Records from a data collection
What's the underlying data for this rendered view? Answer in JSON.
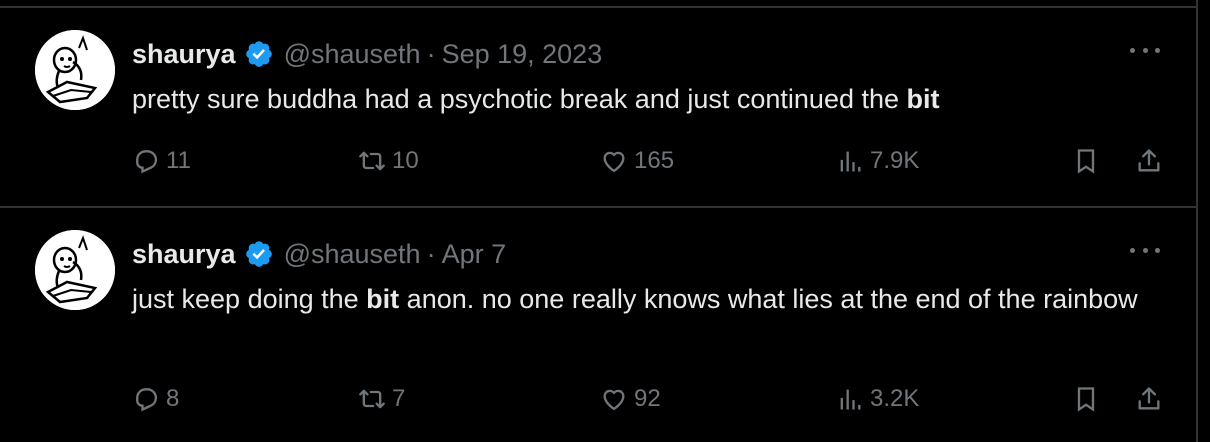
{
  "colors": {
    "background": "#000000",
    "divider": "#2f3336",
    "text_primary": "#e7e9ea",
    "text_secondary": "#71767b",
    "verified_badge": "#1d9bf0"
  },
  "tweets": [
    {
      "author_name": "shaurya",
      "verified": true,
      "handle": "@shauseth",
      "separator": "·",
      "date": "Sep 19, 2023",
      "text_before": "pretty sure buddha had a psychotic break and just continued the ",
      "text_bold": "bit",
      "text_after": "",
      "replies": "11",
      "reposts": "10",
      "likes": "165",
      "views": "7.9K",
      "icons": [
        "avatar",
        "verified-badge-icon",
        "more-options-icon",
        "reply-icon",
        "repost-icon",
        "like-icon",
        "views-icon",
        "bookmark-icon",
        "share-icon"
      ]
    },
    {
      "author_name": "shaurya",
      "verified": true,
      "handle": "@shauseth",
      "separator": "·",
      "date": "Apr 7",
      "text_before": "just keep doing the ",
      "text_bold": "bit",
      "text_after": " anon. no one really knows what lies at the end of the rainbow",
      "replies": "8",
      "reposts": "7",
      "likes": "92",
      "views": "3.2K",
      "icons": [
        "avatar",
        "verified-badge-icon",
        "more-options-icon",
        "reply-icon",
        "repost-icon",
        "like-icon",
        "views-icon",
        "bookmark-icon",
        "share-icon"
      ]
    }
  ]
}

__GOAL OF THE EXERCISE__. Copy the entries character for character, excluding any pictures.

__REPLY TO THE TASK__.
What's the underlying data for this rendered view? Answer in JSON.
{
  "colors": {
    "background": "#000000",
    "divider": "#2f3336",
    "text_primary": "#e7e9ea",
    "text_secondary": "#71767b",
    "verified_badge": "#1d9bf0"
  },
  "tweets": [
    {
      "author_name": "shaurya",
      "verified": true,
      "handle": "@shauseth",
      "separator": "·",
      "date": "Sep 19, 2023",
      "text_before": "pretty sure buddha had a psychotic break and just continued the ",
      "text_bold": "bit",
      "text_after": "",
      "replies": "11",
      "reposts": "10",
      "likes": "165",
      "views": "7.9K",
      "icons": [
        "avatar",
        "verified-badge-icon",
        "more-options-icon",
        "reply-icon",
        "repost-icon",
        "like-icon",
        "views-icon",
        "bookmark-icon",
        "share-icon"
      ]
    },
    {
      "author_name": "shaurya",
      "verified": true,
      "handle": "@shauseth",
      "separator": "·",
      "date": "Apr 7",
      "text_before": "just keep doing the ",
      "text_bold": "bit",
      "text_after": " anon. no one really knows what lies at the end of the rainbow",
      "replies": "8",
      "reposts": "7",
      "likes": "92",
      "views": "3.2K",
      "icons": [
        "avatar",
        "verified-badge-icon",
        "more-options-icon",
        "reply-icon",
        "repost-icon",
        "like-icon",
        "views-icon",
        "bookmark-icon",
        "share-icon"
      ]
    }
  ]
}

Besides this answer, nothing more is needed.